• [Aim of the task]: For the data below, report how many lines include the word "matched", and write nothing else.

[Interface dataset entries]
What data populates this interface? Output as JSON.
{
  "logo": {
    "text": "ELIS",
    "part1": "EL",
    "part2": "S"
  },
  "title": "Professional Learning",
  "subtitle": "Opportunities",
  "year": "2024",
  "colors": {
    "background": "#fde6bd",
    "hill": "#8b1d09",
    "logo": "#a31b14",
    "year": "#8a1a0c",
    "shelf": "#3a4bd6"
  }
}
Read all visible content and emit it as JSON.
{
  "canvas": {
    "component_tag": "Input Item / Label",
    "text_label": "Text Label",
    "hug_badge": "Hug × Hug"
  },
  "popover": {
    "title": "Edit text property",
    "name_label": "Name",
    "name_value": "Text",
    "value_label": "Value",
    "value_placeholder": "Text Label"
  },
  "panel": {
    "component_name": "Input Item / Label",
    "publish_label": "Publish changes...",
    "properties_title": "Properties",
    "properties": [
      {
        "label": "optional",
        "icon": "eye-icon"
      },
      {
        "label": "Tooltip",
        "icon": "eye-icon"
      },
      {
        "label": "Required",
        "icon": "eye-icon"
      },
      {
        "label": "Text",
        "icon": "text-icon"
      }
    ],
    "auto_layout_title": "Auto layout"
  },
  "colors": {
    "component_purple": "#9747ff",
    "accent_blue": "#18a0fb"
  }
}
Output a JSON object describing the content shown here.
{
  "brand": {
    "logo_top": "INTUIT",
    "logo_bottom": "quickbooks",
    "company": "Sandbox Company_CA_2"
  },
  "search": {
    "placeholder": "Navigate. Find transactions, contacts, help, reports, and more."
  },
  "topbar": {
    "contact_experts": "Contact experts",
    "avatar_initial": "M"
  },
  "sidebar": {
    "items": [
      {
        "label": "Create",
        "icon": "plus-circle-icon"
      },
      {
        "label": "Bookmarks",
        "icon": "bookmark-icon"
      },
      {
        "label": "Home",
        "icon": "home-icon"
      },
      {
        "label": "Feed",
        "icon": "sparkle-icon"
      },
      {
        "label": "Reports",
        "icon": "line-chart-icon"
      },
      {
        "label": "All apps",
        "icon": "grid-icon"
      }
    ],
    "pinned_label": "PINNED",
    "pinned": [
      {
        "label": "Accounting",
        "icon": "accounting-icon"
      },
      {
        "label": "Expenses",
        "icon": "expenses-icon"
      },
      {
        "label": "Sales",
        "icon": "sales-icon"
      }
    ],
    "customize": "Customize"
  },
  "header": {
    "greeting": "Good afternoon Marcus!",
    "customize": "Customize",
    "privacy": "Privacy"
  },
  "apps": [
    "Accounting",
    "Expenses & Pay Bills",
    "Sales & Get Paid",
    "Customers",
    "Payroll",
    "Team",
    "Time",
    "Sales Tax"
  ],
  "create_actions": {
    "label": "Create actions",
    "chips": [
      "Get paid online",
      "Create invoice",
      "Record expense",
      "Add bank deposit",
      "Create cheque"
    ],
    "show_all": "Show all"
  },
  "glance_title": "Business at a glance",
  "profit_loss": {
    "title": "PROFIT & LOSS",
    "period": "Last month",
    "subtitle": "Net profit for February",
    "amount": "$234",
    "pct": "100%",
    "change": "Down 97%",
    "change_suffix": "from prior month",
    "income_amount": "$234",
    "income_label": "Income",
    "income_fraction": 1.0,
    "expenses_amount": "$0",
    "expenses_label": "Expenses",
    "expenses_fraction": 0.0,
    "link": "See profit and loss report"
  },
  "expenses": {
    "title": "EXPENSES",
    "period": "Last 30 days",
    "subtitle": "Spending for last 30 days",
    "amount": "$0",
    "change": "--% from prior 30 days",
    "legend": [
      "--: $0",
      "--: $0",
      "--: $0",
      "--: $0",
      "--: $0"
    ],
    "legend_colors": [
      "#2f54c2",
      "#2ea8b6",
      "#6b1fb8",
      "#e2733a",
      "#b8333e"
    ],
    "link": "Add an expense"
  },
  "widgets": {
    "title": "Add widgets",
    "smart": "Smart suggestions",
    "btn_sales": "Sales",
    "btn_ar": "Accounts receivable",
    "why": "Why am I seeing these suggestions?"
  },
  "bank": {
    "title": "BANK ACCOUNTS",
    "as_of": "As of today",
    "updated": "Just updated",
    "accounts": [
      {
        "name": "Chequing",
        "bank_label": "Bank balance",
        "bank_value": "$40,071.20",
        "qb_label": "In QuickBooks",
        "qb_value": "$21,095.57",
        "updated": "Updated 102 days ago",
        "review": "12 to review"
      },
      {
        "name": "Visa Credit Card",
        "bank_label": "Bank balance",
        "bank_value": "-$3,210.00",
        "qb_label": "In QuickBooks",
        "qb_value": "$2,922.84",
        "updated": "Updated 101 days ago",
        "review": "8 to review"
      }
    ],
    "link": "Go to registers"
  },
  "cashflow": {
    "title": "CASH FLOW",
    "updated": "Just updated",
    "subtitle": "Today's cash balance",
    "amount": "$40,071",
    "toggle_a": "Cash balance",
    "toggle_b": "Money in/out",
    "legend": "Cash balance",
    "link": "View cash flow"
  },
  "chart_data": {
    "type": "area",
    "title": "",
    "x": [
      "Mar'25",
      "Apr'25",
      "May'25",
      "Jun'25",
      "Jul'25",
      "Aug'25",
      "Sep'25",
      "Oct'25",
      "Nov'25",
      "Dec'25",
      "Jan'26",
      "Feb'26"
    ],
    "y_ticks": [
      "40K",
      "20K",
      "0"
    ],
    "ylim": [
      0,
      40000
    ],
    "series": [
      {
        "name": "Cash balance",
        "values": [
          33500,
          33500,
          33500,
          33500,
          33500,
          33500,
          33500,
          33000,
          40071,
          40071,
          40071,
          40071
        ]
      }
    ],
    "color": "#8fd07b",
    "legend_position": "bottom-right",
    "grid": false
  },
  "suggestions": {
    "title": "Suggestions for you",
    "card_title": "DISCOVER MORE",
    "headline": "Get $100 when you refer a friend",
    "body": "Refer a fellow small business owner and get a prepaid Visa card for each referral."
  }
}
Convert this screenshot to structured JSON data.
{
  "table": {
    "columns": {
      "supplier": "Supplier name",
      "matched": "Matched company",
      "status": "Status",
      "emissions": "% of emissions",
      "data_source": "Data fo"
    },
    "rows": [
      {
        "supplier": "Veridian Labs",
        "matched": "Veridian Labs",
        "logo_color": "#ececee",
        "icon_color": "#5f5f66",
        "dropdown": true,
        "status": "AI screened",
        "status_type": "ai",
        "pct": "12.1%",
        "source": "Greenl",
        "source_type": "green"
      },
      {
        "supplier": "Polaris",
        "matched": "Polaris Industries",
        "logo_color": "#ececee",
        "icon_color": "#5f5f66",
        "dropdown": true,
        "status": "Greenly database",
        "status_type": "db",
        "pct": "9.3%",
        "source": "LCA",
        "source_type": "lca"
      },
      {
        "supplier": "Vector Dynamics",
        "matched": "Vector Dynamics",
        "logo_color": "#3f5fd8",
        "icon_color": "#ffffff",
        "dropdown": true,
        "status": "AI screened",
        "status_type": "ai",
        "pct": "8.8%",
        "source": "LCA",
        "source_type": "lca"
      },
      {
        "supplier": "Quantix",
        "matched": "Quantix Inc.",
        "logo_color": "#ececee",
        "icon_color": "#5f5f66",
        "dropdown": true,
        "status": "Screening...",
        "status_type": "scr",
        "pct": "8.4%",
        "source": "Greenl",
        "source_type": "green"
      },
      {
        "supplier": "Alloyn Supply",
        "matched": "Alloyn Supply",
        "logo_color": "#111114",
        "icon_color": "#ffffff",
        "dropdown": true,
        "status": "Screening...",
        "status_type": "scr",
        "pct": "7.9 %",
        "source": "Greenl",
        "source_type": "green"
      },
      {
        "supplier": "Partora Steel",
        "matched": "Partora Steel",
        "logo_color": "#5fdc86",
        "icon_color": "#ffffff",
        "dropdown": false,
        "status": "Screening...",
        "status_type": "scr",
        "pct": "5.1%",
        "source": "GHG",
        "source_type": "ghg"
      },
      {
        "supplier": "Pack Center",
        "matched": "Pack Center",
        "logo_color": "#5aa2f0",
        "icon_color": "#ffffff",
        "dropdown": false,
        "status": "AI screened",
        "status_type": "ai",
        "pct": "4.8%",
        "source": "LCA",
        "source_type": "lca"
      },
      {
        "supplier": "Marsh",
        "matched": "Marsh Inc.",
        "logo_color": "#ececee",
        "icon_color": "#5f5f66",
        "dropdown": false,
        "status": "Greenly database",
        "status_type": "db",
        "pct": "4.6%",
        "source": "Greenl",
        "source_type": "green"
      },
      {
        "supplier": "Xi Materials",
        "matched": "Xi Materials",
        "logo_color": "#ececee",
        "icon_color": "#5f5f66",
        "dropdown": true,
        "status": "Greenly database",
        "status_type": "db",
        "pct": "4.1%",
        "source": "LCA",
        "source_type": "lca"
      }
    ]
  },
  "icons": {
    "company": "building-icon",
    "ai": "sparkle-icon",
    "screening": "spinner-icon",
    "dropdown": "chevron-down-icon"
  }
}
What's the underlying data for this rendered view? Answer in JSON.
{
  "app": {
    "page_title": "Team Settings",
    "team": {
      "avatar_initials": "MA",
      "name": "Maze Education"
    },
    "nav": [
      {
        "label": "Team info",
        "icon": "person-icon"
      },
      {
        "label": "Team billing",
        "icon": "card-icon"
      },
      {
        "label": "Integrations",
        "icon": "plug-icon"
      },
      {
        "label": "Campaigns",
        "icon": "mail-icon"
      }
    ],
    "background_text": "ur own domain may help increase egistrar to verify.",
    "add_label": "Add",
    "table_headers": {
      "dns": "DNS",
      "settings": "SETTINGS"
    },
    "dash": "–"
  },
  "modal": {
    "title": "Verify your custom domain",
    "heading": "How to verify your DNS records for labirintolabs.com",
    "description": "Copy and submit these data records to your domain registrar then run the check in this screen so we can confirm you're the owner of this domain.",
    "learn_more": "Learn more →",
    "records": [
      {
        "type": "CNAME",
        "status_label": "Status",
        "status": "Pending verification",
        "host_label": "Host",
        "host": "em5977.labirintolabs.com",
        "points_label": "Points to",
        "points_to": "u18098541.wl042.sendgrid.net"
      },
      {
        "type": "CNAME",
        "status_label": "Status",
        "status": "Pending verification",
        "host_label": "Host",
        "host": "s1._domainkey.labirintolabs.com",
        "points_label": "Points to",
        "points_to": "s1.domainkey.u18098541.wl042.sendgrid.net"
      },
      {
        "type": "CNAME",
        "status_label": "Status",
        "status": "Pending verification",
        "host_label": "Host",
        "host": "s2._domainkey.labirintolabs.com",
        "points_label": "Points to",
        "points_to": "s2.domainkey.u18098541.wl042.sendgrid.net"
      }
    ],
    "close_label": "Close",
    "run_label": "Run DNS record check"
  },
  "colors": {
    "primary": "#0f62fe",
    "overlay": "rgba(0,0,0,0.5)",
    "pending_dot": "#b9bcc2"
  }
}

• [Task output]: 10